Number of lines below with the word "shown": state it and write nothing more.

[Extracted data entries]

........

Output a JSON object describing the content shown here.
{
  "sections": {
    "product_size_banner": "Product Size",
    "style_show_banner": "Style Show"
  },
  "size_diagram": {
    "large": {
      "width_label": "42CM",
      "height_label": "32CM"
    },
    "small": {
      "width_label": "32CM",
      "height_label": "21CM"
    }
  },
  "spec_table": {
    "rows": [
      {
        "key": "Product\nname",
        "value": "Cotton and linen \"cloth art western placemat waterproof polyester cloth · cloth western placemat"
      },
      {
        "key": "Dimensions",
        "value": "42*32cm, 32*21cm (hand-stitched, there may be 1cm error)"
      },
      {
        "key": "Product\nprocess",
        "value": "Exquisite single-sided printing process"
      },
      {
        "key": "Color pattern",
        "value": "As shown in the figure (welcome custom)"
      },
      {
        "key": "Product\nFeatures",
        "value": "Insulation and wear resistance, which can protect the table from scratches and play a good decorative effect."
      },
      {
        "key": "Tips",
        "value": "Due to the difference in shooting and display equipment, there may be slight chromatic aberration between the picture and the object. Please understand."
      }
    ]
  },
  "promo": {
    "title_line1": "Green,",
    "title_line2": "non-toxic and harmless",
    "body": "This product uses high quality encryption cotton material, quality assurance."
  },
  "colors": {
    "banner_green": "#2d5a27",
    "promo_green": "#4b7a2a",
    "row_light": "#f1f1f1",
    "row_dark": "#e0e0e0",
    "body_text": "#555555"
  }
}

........

Answer for this exercise: 2